As part of the trial, Bhaktapur, which lies a few kilometers away from central Kathmandu, was selected for the plantation of Chinese hybrid rice this year.

Two varieties LPNBR 1628 and LPNBR 1632 were planted in around 10 ropanies of land, according to local measurement.

Fifty-year-old Bimala Shrestha has been producing a local variety of rice and seasonal vegetables in her field for over two decades. However, with the lowering yield, she always struggles to secure a decent income.

But to everyone's surprise, Shrestha has produced more than seven tons of rice this year, the highest yield in the last 18 years, thanks to the Chinese hybrid rice. She said that she had never imagined that the production would be this high.

"I cannot express how happy I am. Production is incredibly high this time compared to previous years," Shrestha told Xinhua

"Since we are still harvesting, it's hard to calculate but our estimation is between seven to nine tons per hectare. I am thankful to the Chinese for their assistance," she said, while working in her field.

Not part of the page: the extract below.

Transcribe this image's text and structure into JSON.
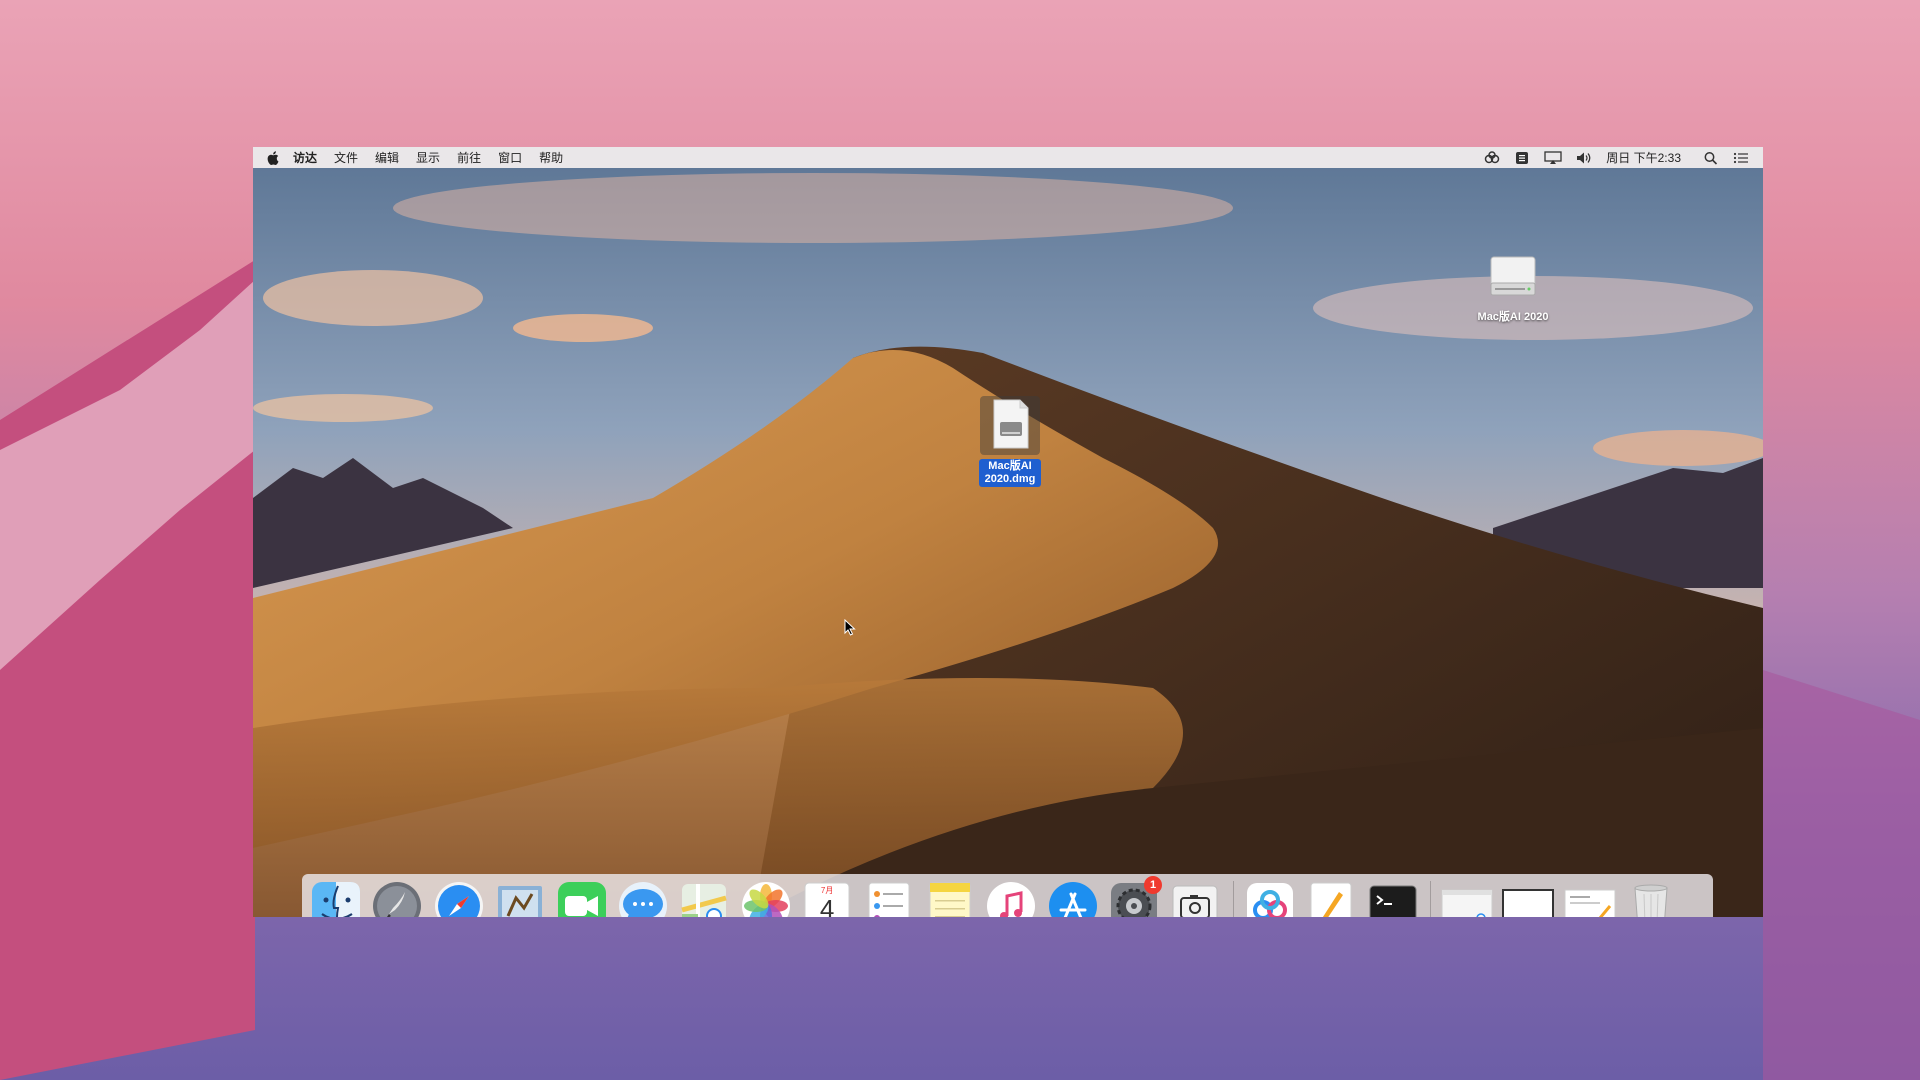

The mother of four explained that her income has increased threefold compared to previous years, which will help her family to lead a more comfortable if not luxurious life.

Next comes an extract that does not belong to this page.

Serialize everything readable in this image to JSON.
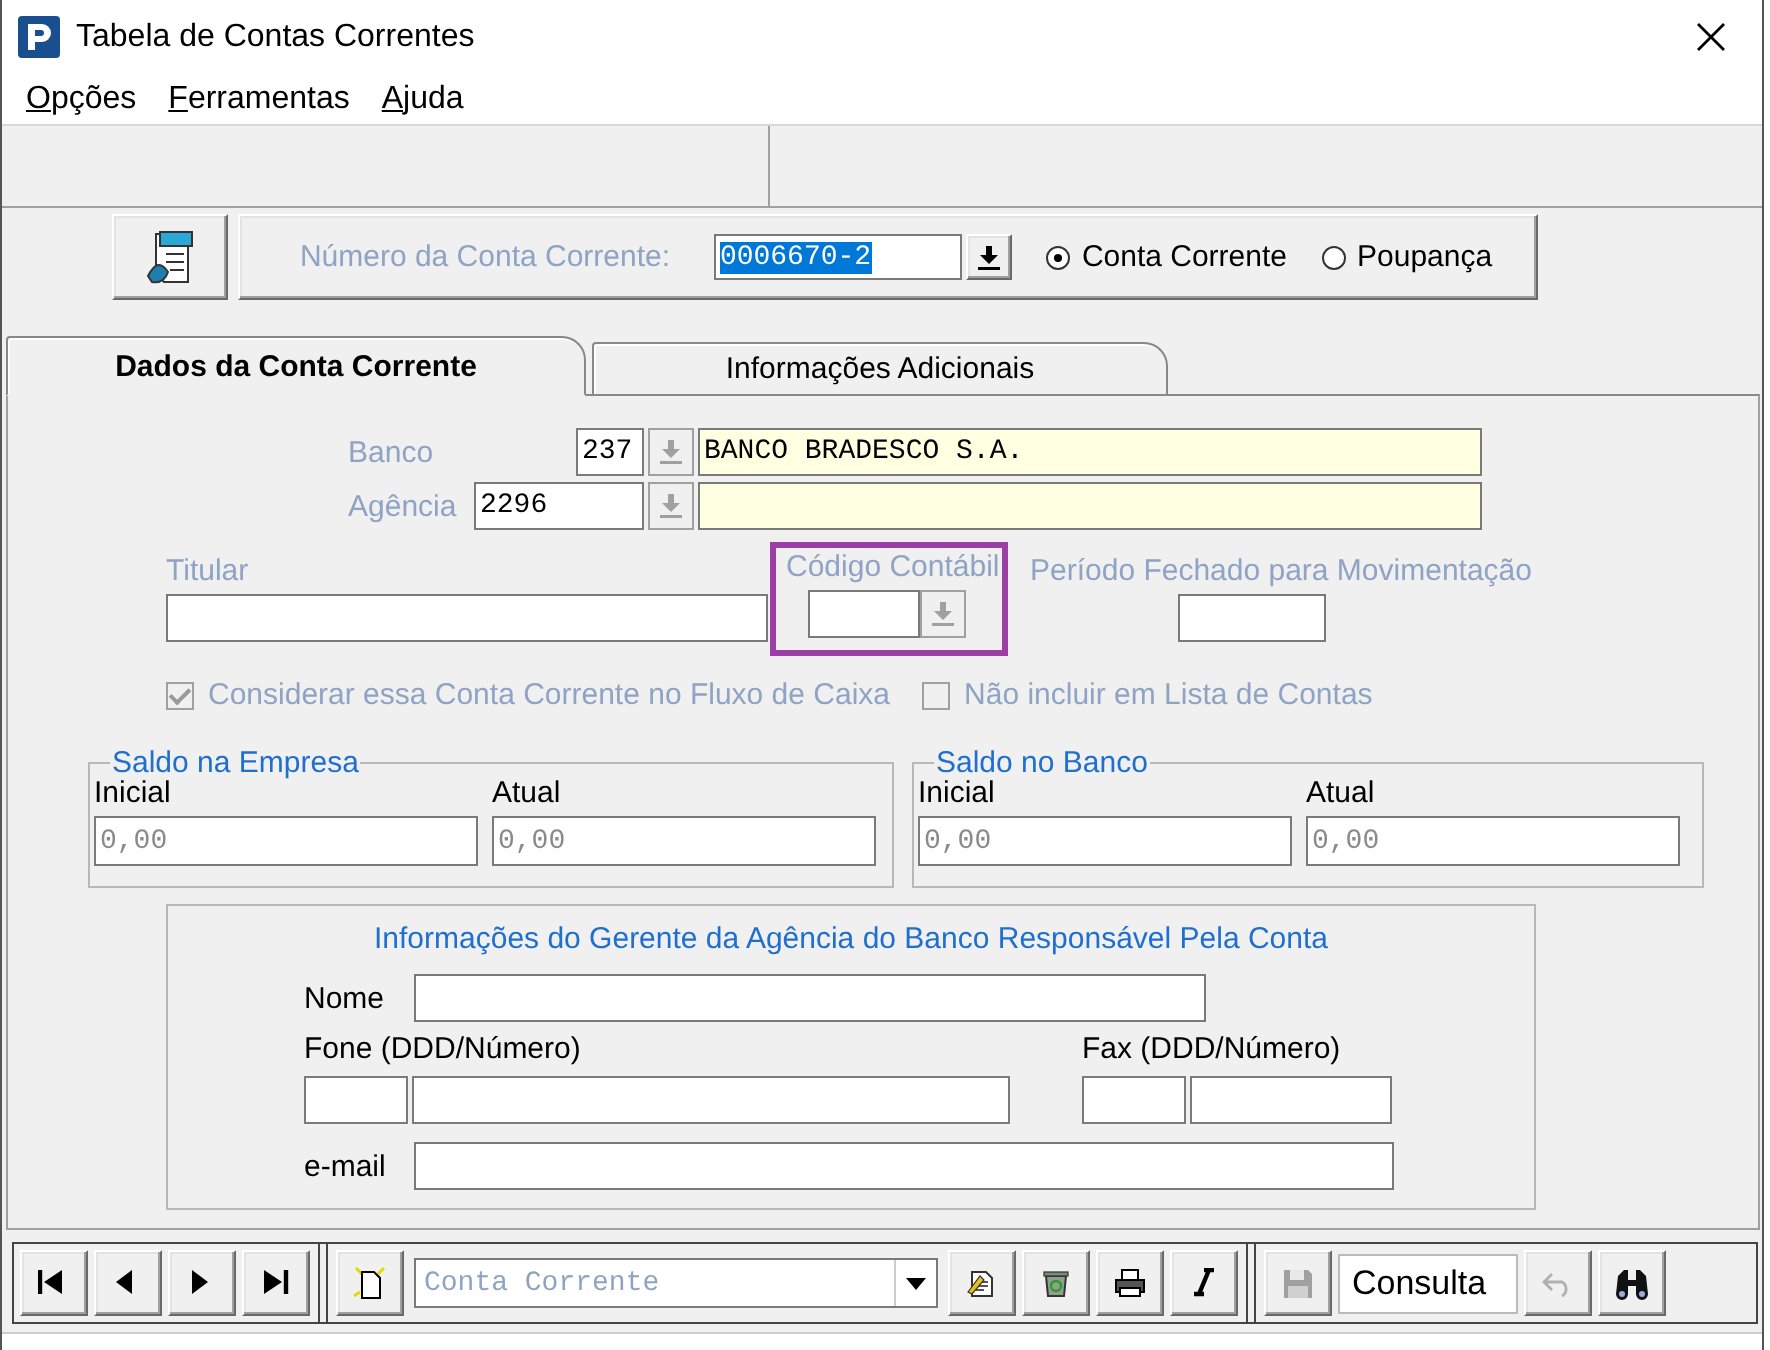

A farmer from the neighboring district of Kavre, Rewati Prasad Timalsena, 59, was in attendance. Timalsena told Xinhua, "Production in my field increased by four times this year, so has the income. The Chinese rice variety has been a real boon."

According to government statistics, 38 out of 75 districts are thought to suffer from a food deficit in Nepal, which means half of the country is in a food crisis. Nepal usually imports rice from South Asian countries like India and Bangladesh.

As the Chinese rice is gradually getting popular, the government has been planning to register these rice varieties and self-produce the seed within a couple of years.

Experts said that if Chinese varieties will continue to be planted on a large scale, then the dependency of Nepal on other countries for rice imports will soon end.

Ananda Kumar Gautam, director at the National Agricultural Research Council, told Xinhua, "Under this project, we have been testing the Chinese hybrid rice and we found that its production capacity is much higher than our local variety. I think we can expand its plantation so that the government can reduce rice imports."

The Chinese government has also been assisting Nepal in training the manpower working in the agriculture sector.

They have also agreed to open a post-harvest support lab that will boast high-end Chinese machinery.